▶ _Task_
For the data below, work out how many lines include the string "circle" and report only the number.

[Excerpts from a dataset]
"""

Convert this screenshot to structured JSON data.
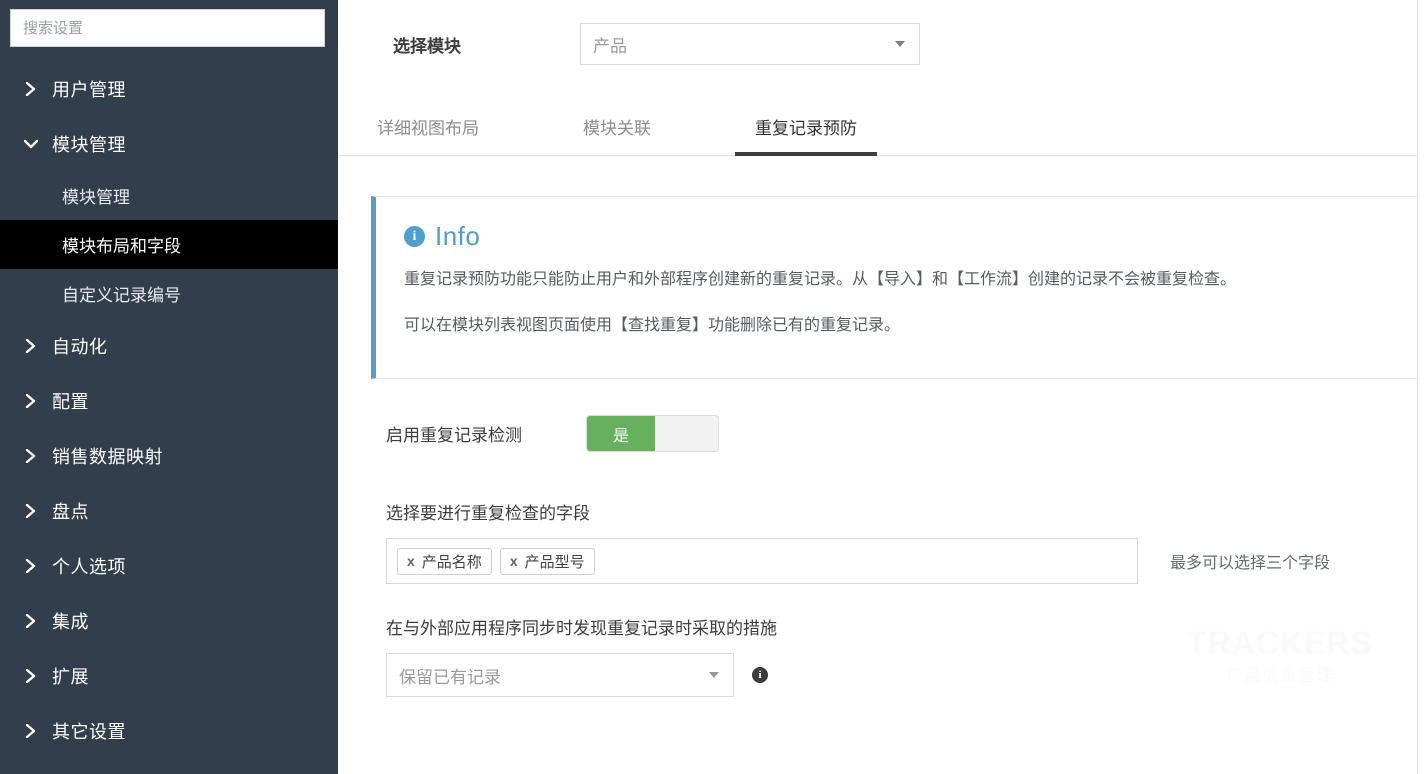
{
  "sidebar": {
    "search": {
      "placeholder": "搜索设置",
      "value": ""
    },
    "items": [
      {
        "label": "用户管理",
        "icon": "chevron-right-icon",
        "expanded": false
      },
      {
        "label": "模块管理",
        "icon": "chevron-down-icon",
        "expanded": true
      },
      {
        "label": "自动化",
        "icon": "chevron-right-icon",
        "expanded": false
      },
      {
        "label": "配置",
        "icon": "chevron-right-icon",
        "expanded": false
      },
      {
        "label": "销售数据映射",
        "icon": "chevron-right-icon",
        "expanded": false
      },
      {
        "label": "盘点",
        "icon": "chevron-right-icon",
        "expanded": false
      },
      {
        "label": "个人选项",
        "icon": "chevron-right-icon",
        "expanded": false
      },
      {
        "label": "集成",
        "icon": "chevron-right-icon",
        "expanded": false
      },
      {
        "label": "扩展",
        "icon": "chevron-right-icon",
        "expanded": false
      },
      {
        "label": "其它设置",
        "icon": "chevron-right-icon",
        "expanded": false
      }
    ],
    "submenu": [
      {
        "label": "模块管理",
        "active": false
      },
      {
        "label": "模块布局和字段",
        "active": true
      },
      {
        "label": "自定义记录编号",
        "active": false
      }
    ],
    "colors": {
      "background": "#333e4c",
      "active_background": "#000000",
      "text": "#ffffff"
    }
  },
  "main": {
    "module_picker": {
      "label": "选择模块",
      "selected": "产品",
      "caret_icon": "caret-down-icon"
    },
    "tabs": [
      {
        "label": "详细视图布局",
        "active": false
      },
      {
        "label": "模块关联",
        "active": false
      },
      {
        "label": "重复记录预防",
        "active": true
      }
    ],
    "info": {
      "icon": "info-circle-icon",
      "title": "Info",
      "accent_color": "#4e9fc9",
      "lines": [
        "重复记录预防功能只能防止用户和外部程序创建新的重复记录。从【导入】和【工作流】创建的记录不会被重复检查。",
        "可以在模块列表视图页面使用【查找重复】功能删除已有的重复记录。"
      ]
    },
    "enable_toggle": {
      "label": "启用重复记录检测",
      "on_label": "是",
      "state": "on",
      "on_color": "#66b05e"
    },
    "fields_section": {
      "label": "选择要进行重复检查的字段",
      "tags": [
        {
          "remove_icon": "x",
          "label": "产品名称"
        },
        {
          "remove_icon": "x",
          "label": "产品型号"
        }
      ],
      "hint": "最多可以选择三个字段"
    },
    "sync_action": {
      "label": "在与外部应用程序同步时发现重复记录时采取的措施",
      "selected": "保留已有记录",
      "caret_icon": "caret-down-icon",
      "help_icon": "info-circle-icon"
    },
    "watermark": {
      "line1": "TRACKERS",
      "line2": "产品信息管理"
    }
  }
}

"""

▶ _The completed task_
2